Fort Wayne Weekly Sentinel, March 22, 1845 Page 2.
DIED,—In this city, on Tuesday last, Mr. Thomas McJanet, stone cutter, aged 34 years, a native of Girven, Ayrshire, Scotland.
On the same day, in this neighborhood, at an advanced age, Mr. John Chapman—(better known by the name of Johnny Appleseed.)
The deceased was well known through the region by his eccentricity and the strange garb he usually wore. He followed the occupation of nurseryman, and has been a regular visiter here for upwards of 20 years. He was a native of Pennsylvannia, but we understand his home—if home he had—for some years past was in the neighborhood of Cleveland Ohio, where he has relatives living. He is supposed to have owned considerable property, yet he denied himself almost the common necessities of life—not so much perhaps from avarice as from his peculiar notions on religious subjects. He was a follower of Swedenbourgh, and devoutly believing that the more he endured in this world the less he would have to suffer and the greater would be his happiness hereafter—he submitted to privation with cheerfulness and content, believing that by so doing he was securing the quarters hereafter.
In the most inclement weather he might be seen barefooted and almost naked, except when by chance he picked up articles of old clothing. Notwithstanding the privations and exposure he endured, he lived to an extreme old age, being probably not less than 80 years old at the time of his death,—though no person would have judged from his appearance that he was 60. He always carried with him some work on the doctrines of Swedenbourgh, with which he was perfectly familiar, and would readily converse and argue on this tenets, evincing much schrewdness and penetration.
His death was quite sudden.
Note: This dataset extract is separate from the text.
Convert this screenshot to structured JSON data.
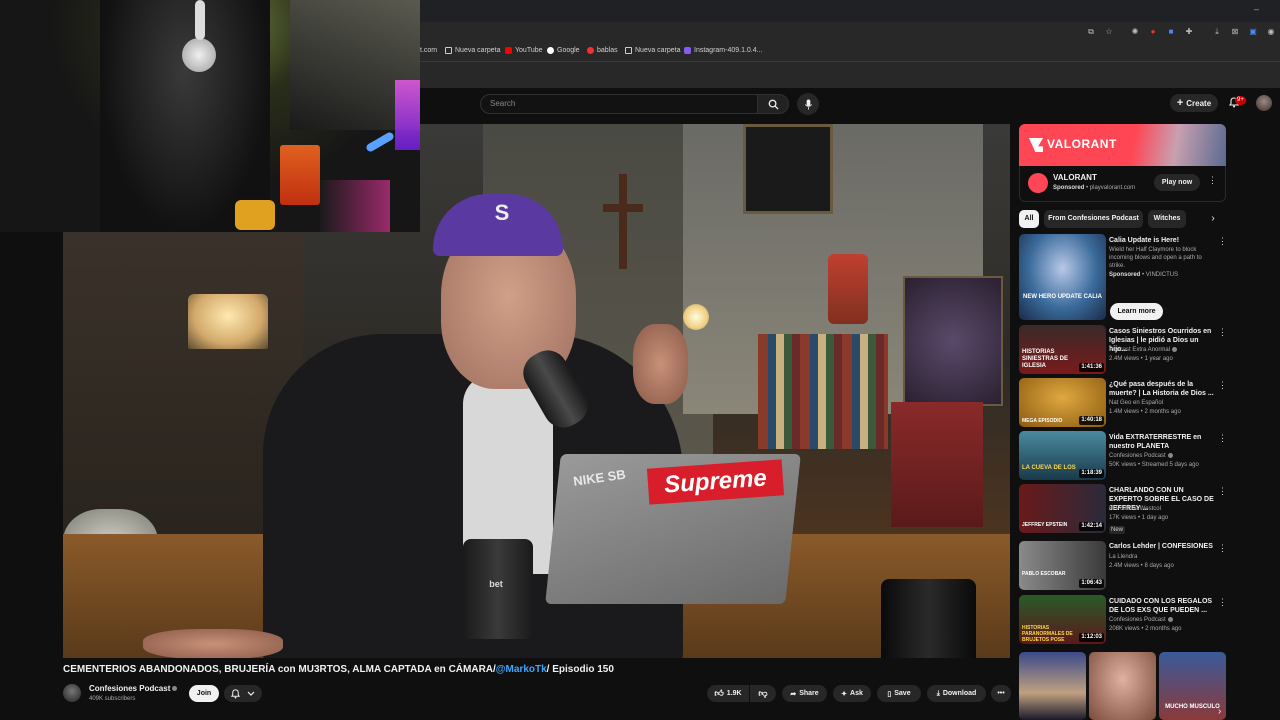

We saw him in our streets only a day or two previous.
John Chapman, Fort Wayne Weekly Sentinel, March 22, 1845, Page 2. “Copied in 2013 at the Allen County Public Library by Stanley J. Follis for Allen INGenWeb.“ (PDF)
Steven Fortreide remarks that:
The date of Johnny's death can be established with reasonable certainty. In 1934 his obituary notice was rediscovered in the March 22, 1845, edition of the Fort Wayne Sentinel by Miss Eva Peck of the Fort Wayne Public Library. The obituary reads in part, “Died—in this city on Tuesday last (March 18) Mr. Thomas McJanet ... On the same day, in this neighborhood, at an advanced age, Mr. John Chapman (better known by the name of Johnny Appleseed.)”
After a few laudatory remarks the notice concluded, “His death was quite sudden. We saw him on our streets only a day or two previous.” The fact that the Sentinel did not give the exact date of death has supported the belief that the actual date was the “Tuesday last” of the previous week, March 11. However, the Fort Wayne Times and Peoples Press of March 22, also ran an obituary, not of John, but of the Thomas Mcjanet referred to by the Sentinel with these words, “Died—In this city on the 18th . . . Mr. Thomas Mcjanet.” This confirms that John did indeed die on March 18, 1845.